» Exercise details
Hunt through the lines below for the string "taken" and copy each one that has it.

» Data about app and page elements
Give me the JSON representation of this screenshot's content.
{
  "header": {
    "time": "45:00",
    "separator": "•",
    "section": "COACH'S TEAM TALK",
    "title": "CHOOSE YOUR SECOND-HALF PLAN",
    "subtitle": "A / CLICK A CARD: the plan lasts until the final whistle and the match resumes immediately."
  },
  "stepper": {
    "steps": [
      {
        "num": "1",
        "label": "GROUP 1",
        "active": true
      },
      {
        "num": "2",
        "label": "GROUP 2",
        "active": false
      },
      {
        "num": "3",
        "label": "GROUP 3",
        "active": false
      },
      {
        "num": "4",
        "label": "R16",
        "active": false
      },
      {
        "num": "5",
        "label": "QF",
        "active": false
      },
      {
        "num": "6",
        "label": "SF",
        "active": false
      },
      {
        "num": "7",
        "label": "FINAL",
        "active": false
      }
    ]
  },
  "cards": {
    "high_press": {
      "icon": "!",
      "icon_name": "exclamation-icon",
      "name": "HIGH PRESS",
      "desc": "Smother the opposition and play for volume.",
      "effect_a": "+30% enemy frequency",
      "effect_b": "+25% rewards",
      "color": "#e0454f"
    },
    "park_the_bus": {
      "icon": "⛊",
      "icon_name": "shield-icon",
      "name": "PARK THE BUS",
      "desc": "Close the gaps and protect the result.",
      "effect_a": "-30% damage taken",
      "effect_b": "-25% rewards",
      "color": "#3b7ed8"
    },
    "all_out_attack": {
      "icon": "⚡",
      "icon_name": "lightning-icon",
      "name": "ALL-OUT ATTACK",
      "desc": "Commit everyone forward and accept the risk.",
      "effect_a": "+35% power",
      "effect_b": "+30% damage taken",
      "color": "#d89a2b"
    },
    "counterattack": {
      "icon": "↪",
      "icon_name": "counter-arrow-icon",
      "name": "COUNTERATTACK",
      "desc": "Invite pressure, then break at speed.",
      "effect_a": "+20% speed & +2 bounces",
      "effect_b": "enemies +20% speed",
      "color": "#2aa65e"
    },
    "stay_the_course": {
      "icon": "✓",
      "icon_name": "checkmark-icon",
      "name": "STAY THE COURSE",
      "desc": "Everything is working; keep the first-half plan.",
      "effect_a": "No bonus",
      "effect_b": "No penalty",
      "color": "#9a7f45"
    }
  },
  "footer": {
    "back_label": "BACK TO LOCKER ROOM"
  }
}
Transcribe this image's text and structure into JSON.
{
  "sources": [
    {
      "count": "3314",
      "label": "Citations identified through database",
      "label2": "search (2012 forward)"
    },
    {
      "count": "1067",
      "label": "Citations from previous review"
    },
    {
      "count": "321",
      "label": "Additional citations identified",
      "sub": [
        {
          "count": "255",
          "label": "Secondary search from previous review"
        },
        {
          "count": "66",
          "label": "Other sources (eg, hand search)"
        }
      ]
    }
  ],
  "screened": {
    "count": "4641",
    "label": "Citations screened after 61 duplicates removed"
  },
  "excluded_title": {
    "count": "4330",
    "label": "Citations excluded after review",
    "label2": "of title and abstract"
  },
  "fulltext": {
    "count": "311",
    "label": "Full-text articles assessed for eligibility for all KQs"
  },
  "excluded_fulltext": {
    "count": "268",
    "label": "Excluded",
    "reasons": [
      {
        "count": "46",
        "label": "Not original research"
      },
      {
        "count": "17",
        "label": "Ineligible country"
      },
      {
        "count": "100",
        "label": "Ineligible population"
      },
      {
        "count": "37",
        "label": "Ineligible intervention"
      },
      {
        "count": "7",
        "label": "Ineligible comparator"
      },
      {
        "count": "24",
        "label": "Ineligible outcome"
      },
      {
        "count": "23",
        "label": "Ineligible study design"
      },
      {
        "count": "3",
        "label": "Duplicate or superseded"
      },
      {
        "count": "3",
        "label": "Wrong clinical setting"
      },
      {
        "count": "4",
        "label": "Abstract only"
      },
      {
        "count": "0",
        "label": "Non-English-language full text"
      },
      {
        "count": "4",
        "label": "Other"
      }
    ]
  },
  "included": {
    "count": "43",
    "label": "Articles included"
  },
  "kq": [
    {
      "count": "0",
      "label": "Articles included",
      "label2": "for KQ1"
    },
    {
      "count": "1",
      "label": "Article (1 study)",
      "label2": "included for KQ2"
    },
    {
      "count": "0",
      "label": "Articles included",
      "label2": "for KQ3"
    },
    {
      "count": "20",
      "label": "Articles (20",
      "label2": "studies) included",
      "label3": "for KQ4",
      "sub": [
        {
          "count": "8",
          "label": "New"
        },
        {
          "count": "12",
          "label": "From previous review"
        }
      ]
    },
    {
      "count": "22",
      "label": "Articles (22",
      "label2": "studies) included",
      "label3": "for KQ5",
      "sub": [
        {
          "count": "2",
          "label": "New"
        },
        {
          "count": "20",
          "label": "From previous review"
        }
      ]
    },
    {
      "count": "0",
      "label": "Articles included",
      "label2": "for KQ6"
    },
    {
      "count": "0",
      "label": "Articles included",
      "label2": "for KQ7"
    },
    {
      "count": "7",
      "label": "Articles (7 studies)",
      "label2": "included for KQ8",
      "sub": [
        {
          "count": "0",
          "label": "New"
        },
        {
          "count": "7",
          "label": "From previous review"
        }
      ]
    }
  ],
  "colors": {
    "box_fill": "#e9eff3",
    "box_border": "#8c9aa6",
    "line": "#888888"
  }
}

» Response to this task
      "effect_a": "-30% damage taken",
      "effect_b": "+30% damage taken",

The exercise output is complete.